_Web page and app entries_
□ □ □

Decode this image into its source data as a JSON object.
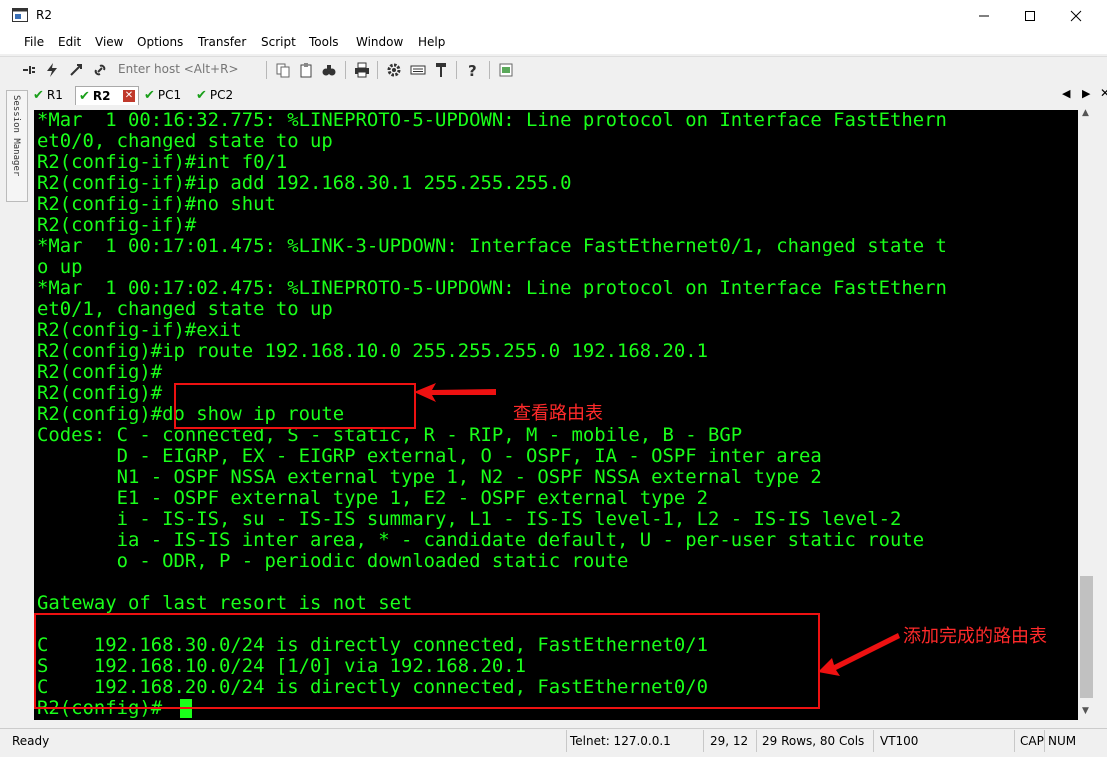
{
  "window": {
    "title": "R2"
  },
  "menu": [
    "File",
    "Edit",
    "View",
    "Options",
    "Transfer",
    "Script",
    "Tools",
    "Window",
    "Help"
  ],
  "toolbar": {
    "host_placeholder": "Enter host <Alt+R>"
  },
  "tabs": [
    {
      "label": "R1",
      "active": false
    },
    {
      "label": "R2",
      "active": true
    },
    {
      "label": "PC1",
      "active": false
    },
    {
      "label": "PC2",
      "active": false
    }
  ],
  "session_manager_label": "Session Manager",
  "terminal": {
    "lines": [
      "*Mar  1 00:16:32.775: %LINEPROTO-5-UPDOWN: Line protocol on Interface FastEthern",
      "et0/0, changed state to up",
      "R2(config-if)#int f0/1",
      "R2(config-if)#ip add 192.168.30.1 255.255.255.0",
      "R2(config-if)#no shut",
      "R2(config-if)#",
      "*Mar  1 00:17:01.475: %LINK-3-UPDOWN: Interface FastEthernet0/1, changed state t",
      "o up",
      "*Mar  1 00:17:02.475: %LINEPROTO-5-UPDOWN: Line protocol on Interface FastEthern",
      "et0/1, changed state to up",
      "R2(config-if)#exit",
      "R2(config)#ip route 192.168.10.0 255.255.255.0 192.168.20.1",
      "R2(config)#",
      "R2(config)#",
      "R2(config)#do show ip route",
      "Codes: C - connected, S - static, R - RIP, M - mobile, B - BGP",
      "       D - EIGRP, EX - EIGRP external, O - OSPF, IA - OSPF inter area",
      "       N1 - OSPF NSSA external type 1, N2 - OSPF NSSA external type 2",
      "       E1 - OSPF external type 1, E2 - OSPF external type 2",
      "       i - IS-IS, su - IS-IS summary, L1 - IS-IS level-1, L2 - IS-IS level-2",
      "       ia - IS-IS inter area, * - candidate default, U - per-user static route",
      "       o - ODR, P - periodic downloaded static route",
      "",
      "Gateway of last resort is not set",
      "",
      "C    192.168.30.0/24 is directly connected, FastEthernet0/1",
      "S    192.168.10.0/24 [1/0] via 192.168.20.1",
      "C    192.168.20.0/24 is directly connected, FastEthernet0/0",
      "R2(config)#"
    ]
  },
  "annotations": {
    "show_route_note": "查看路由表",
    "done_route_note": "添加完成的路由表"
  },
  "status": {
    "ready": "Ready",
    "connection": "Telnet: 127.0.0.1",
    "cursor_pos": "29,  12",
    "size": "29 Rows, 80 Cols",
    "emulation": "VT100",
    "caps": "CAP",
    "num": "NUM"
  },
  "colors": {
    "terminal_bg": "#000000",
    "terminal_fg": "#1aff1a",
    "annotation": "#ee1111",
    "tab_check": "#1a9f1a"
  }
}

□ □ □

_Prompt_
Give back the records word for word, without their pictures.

_Response box_
Decode this image into its source data as a JSON object.
{
  "window": {
    "title": "R2"
  },
  "menu": [
    "File",
    "Edit",
    "View",
    "Options",
    "Transfer",
    "Script",
    "Tools",
    "Window",
    "Help"
  ],
  "toolbar": {
    "host_placeholder": "Enter host <Alt+R>"
  },
  "tabs": [
    {
      "label": "R1",
      "active": false
    },
    {
      "label": "R2",
      "active": true
    },
    {
      "label": "PC1",
      "active": false
    },
    {
      "label": "PC2",
      "active": false
    }
  ],
  "session_manager_label": "Session Manager",
  "terminal": {
    "lines": [
      "*Mar  1 00:16:32.775: %LINEPROTO-5-UPDOWN: Line protocol on Interface FastEthern",
      "et0/0, changed state to up",
      "R2(config-if)#int f0/1",
      "R2(config-if)#ip add 192.168.30.1 255.255.255.0",
      "R2(config-if)#no shut",
      "R2(config-if)#",
      "*Mar  1 00:17:01.475: %LINK-3-UPDOWN: Interface FastEthernet0/1, changed state t",
      "o up",
      "*Mar  1 00:17:02.475: %LINEPROTO-5-UPDOWN: Line protocol on Interface FastEthern",
      "et0/1, changed state to up",
      "R2(config-if)#exit",
      "R2(config)#ip route 192.168.10.0 255.255.255.0 192.168.20.1",
      "R2(config)#",
      "R2(config)#",
      "R2(config)#do show ip route",
      "Codes: C - connected, S - static, R - RIP, M - mobile, B - BGP",
      "       D - EIGRP, EX - EIGRP external, O - OSPF, IA - OSPF inter area",
      "       N1 - OSPF NSSA external type 1, N2 - OSPF NSSA external type 2",
      "       E1 - OSPF external type 1, E2 - OSPF external type 2",
      "       i - IS-IS, su - IS-IS summary, L1 - IS-IS level-1, L2 - IS-IS level-2",
      "       ia - IS-IS inter area, * - candidate default, U - per-user static route",
      "       o - ODR, P - periodic downloaded static route",
      "",
      "Gateway of last resort is not set",
      "",
      "C    192.168.30.0/24 is directly connected, FastEthernet0/1",
      "S    192.168.10.0/24 [1/0] via 192.168.20.1",
      "C    192.168.20.0/24 is directly connected, FastEthernet0/0",
      "R2(config)#"
    ]
  },
  "annotations": {
    "show_route_note": "查看路由表",
    "done_route_note": "添加完成的路由表"
  },
  "status": {
    "ready": "Ready",
    "connection": "Telnet: 127.0.0.1",
    "cursor_pos": "29,  12",
    "size": "29 Rows, 80 Cols",
    "emulation": "VT100",
    "caps": "CAP",
    "num": "NUM"
  },
  "colors": {
    "terminal_bg": "#000000",
    "terminal_fg": "#1aff1a",
    "annotation": "#ee1111",
    "tab_check": "#1a9f1a"
  }
}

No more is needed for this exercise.